Money is lent on concessionary terms to make transactions happen for politically favored businesses and investors on the theory that the resulting economic activity will be worth the costs. And it’s fairly easy to get away with that arrangement, because the costs are disguised as profits: A loan made at a below-market rate is a wealth transfer, but in the government ledger it looks like income. Simple example: If the U.S. government were to lend me $1 billion for 20 years at 1 percent interest, I’d be a very, very happy man, and even if I earned only modest returns on that $1 billion, I’d have around $1 billion in my pocket after paying back the original loan. In effect, the government would have given me $1 billion, but on the books it would look like it had instead earned more than $100 million in 20 years. That’s because government is accounting only for the interest I paid, not the interest it could have earned if it had lent the money at the market rate.

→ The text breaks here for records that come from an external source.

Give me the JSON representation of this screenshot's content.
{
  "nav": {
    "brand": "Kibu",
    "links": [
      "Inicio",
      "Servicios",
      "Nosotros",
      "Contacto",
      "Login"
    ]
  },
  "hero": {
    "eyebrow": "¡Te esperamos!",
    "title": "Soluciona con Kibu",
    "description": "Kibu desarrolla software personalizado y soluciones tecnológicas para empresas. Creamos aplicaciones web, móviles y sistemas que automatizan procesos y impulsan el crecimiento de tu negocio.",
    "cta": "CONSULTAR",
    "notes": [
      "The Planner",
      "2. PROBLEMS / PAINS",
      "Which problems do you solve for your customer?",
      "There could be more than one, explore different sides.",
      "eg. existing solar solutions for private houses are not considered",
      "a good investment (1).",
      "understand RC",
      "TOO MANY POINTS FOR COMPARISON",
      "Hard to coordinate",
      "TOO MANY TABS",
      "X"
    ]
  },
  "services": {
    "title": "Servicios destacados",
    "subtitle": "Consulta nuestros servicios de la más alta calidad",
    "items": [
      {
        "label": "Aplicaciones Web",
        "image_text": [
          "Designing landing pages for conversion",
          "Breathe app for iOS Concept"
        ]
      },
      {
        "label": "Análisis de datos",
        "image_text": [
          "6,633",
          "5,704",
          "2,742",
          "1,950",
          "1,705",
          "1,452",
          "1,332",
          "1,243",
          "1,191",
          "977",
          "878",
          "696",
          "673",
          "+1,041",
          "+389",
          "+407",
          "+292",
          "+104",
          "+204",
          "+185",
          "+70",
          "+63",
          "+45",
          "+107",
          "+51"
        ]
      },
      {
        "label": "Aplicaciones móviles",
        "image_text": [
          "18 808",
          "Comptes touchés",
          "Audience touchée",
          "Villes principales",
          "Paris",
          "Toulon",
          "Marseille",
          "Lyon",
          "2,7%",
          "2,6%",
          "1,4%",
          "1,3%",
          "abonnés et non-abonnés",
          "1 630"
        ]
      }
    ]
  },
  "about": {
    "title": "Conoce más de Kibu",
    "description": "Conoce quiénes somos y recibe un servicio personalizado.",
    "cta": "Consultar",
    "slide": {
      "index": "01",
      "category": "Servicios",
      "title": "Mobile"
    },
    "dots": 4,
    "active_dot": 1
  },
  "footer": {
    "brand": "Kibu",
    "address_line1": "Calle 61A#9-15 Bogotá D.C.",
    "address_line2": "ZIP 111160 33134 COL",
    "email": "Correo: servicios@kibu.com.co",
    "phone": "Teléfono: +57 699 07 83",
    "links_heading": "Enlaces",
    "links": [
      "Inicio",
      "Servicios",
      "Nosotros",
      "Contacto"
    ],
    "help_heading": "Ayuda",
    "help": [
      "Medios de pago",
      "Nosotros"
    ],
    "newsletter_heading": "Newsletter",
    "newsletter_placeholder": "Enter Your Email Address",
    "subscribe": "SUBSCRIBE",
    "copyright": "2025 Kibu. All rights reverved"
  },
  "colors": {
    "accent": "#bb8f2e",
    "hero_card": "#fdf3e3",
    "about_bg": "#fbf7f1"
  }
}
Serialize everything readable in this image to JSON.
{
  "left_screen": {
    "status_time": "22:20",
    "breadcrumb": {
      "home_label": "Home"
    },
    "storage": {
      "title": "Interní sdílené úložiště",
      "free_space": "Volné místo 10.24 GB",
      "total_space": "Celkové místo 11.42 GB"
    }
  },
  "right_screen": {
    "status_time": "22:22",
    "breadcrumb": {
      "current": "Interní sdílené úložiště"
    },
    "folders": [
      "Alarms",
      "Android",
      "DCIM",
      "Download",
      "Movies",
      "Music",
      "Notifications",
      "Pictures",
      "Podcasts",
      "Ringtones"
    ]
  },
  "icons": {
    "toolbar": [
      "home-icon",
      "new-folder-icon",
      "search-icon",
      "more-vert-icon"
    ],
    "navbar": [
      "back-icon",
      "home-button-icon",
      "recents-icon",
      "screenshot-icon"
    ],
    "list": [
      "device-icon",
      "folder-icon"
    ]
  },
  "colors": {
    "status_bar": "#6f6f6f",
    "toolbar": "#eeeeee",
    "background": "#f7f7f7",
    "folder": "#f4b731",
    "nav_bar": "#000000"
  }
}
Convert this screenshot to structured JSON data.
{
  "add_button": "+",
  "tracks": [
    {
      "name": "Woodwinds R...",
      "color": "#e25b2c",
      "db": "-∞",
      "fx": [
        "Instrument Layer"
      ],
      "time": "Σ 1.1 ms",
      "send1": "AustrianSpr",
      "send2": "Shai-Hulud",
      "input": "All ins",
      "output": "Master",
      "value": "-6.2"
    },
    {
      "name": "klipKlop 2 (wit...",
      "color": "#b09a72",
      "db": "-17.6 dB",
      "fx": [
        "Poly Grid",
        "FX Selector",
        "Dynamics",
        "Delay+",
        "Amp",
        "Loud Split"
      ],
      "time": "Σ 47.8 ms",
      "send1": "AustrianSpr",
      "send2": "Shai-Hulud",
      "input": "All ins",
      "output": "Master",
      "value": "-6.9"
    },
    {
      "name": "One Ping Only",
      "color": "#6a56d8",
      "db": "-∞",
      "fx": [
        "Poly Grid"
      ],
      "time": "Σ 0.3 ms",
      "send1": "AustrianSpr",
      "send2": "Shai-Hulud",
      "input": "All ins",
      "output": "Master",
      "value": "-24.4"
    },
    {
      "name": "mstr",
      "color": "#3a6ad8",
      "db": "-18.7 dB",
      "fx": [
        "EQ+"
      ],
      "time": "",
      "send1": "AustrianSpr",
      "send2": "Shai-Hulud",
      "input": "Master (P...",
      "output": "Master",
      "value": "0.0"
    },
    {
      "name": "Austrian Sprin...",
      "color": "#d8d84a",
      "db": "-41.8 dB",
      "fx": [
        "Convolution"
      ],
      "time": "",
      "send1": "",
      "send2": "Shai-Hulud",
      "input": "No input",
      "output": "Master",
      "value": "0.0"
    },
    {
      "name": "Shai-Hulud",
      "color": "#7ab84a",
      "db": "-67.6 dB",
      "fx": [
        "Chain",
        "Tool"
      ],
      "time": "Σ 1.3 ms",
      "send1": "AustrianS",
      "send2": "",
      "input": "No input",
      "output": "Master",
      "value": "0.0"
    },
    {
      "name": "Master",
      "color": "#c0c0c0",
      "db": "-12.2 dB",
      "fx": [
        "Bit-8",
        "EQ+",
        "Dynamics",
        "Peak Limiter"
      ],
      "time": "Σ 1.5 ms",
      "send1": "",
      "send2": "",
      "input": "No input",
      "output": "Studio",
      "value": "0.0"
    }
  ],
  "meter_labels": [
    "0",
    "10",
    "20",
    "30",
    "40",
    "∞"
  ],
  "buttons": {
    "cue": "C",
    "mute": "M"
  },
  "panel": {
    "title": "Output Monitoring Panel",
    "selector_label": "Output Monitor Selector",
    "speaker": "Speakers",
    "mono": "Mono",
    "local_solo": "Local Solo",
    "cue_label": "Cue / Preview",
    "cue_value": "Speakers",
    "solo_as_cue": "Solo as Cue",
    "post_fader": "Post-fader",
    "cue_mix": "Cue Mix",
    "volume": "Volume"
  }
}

I know myself well enough to predict that I’d do some jackass things with that $1 billion. And China has financed some jackass adventures, too. The ghost cities are the most famous, but Beijing has also underwritten the construction of a great many factories that don’t produce economically viable goods and has used cheap credit to prop up enterprises and industrial sectors that are not genuinely productive or competitive. The thinking here will be familiar to those of you who have followed the various stimulus-package debates in Washington over the years: Sure, that cheap money may be contributing to overbuilding, but it creates a lot of jobs in construction, and it jacks up demand throughout the economy by increasing the domestic appetite for steel, cement, construction supplies, machinery, etc. The guy at the cement factory gets a raise, his family gets more noodles or a new motorscooter, the multiplier effect kicks in and presto-change-o, you’ve made yourself wealthier by throwing money away. Which in fact works pretty well, until it doesn’t. Eventually the Chinese government, despite all its tanks and brutality and nuclear weapons and gulags, must bow before Stein’s Law: “If something cannot go on forever, it will stop.”
China’s current economic reversal is being driven in part by a slowdown in construction. As it turns out, if you build enough ghost cities full of empty apartment blocks, then the oversupply in the market eventually makes it unprofitable to build more empty apartment blocks. (Counterintuitive, right?) Students of Austrian economics will recognize this as the old problem of “malinvestment,” capital’s being misallocated because of subsidies and other distortions. Who’d they build those apartment towers for? Who cares? If there’s free money on the table, somebody is going to pick it up.